  • Plastic bags are often mistaken for jellyfish or squid and, if swallowed, can block up the stomach, killing the animal – this is a common cause of death in seals, turtles and cetaceans alike.
  • Underwater noise from shipping traffic, seismic surveys, sonar, drilling or underwater explosions can cause permanent hearing damage to cetaceans relying on echolocation, impairing the animals’ ability to sense their environment – sudden acoustic pressure can even cause severe ear and brain damage and death.
  • Stormy weather may be enough to exhaust an animal and cause it to wash up – especially seals are occasionally found on beaches after storms.


More information on

Dolphins, whales and porpoises

Dolphins, whales and porpoises all belong to a group of marine mammals known as cetaceans. These all have streamlined bodies and extremely strong tails for efficient propulsion through the water. They breathe air (like other mammals) through a blow hole in the top of their heads, and hold their breath when diving by closing it. These mammals can dive for long periods of time and to very large depths.

Cetaceans use a series of whistles and clicks as echolocation to communicate with other members of their group, and also to navigate and find prey.
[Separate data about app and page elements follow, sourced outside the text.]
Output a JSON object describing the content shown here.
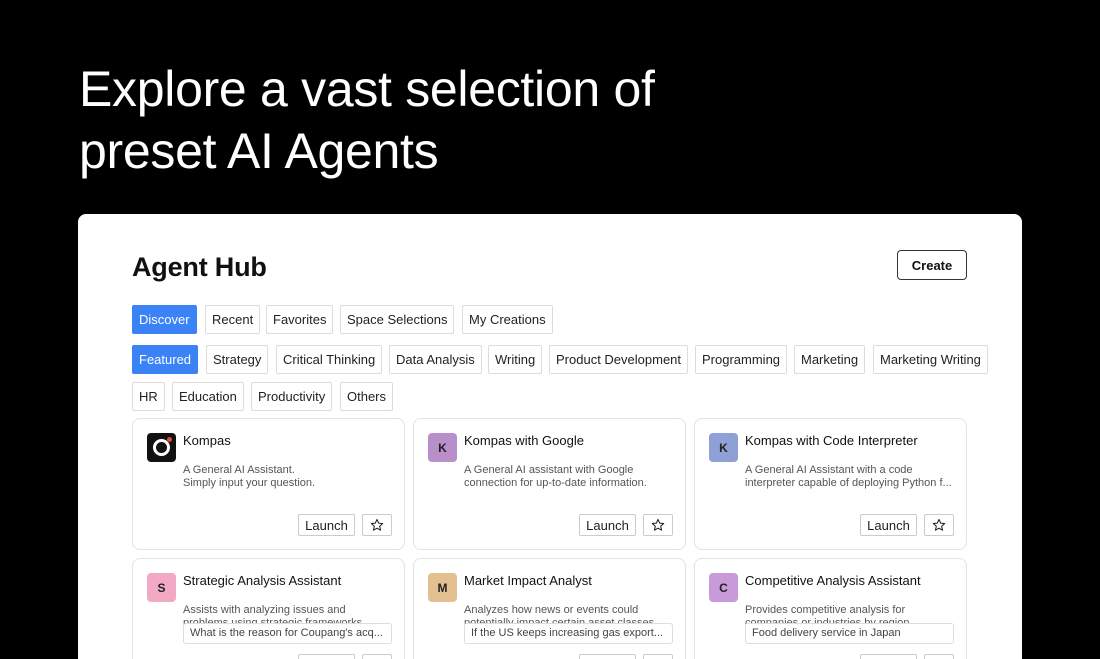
{
  "hero": {
    "line1": "Explore a vast selection of",
    "line2": "preset AI Agents"
  },
  "hub": {
    "title": "Agent Hub",
    "create_label": "Create"
  },
  "tabs": [
    "Discover",
    "Recent",
    "Favorites",
    "Space Selections",
    "My Creations"
  ],
  "categories": [
    "Featured",
    "Strategy",
    "Critical Thinking",
    "Data Analysis",
    "Writing",
    "Product Development",
    "Programming",
    "Marketing",
    "Marketing Writing",
    "HR",
    "Education",
    "Productivity",
    "Others"
  ],
  "accent_color": "#3b82f6",
  "agents": [
    {
      "icon": "kompas-logo-icon",
      "title": "Kompas",
      "desc1": "A General AI Assistant.",
      "desc2": "Simply input your question.",
      "launch": "Launch"
    },
    {
      "icon_letter": "K",
      "icon_color": "#b98fc9",
      "title": "Kompas with Google",
      "desc1": "A General AI assistant with Google",
      "desc2": "connection for up-to-date information.",
      "launch": "Launch"
    },
    {
      "icon_letter": "K",
      "icon_color": "#8fa0d6",
      "title": "Kompas with Code Interpreter",
      "desc1": "A General AI Assistant with a code",
      "desc2": "interpreter capable of deploying Python f...",
      "launch": "Launch"
    },
    {
      "icon_letter": "S",
      "icon_color": "#f2a9c4",
      "title": "Strategic Analysis Assistant",
      "desc1": "Assists with analyzing issues and",
      "desc2": "problems using strategic frameworks.",
      "prompt": "What is the reason for Coupang's acq..."
    },
    {
      "icon_letter": "M",
      "icon_color": "#e3c08f",
      "title": "Market Impact Analyst",
      "desc1": "Analyzes how news or events could",
      "desc2": "potentially impact certain asset classes...",
      "prompt": "If the US keeps increasing gas export..."
    },
    {
      "icon_letter": "C",
      "icon_color": "#c89ad9",
      "title": "Competitive Analysis Assistant",
      "desc1": "Provides competitive analysis for",
      "desc2": "companies or industries by region.",
      "prompt": "Food delivery service in Japan"
    }
  ]
}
They are all extremely intelligent and adapted to live in large open stretches of sea in contact with many others. Anglesey Sea Zoo does not keep such creatures in captivity because no aquarium can do justice to their natural habitat.

About twelve species of cetaceans can be seen around the coast of Britain. The harbour porpoise and the bottlenose dolphin are the most commonly spotted around Wales, with the most regular sightings in Cardigan Bay. Whales are seen far less often because of their tendency to stay further off-shore, and to dive deeper for longer periods.

About thirty-five cetaceans strand each year on the coastlines of Britain. The majority tends to be larger whales that have made navigational errors and regularly end up on the shores of northern Scotland. Success in getting these creatures back into the water depends on their reason for stranding. The most common reasons for stranding are illness and navigational mistakes, with mass strandings usually due to a group following one individual to shore. If the animals are healthy, then the prognosis is usually good, particularly if they are not stranded for long.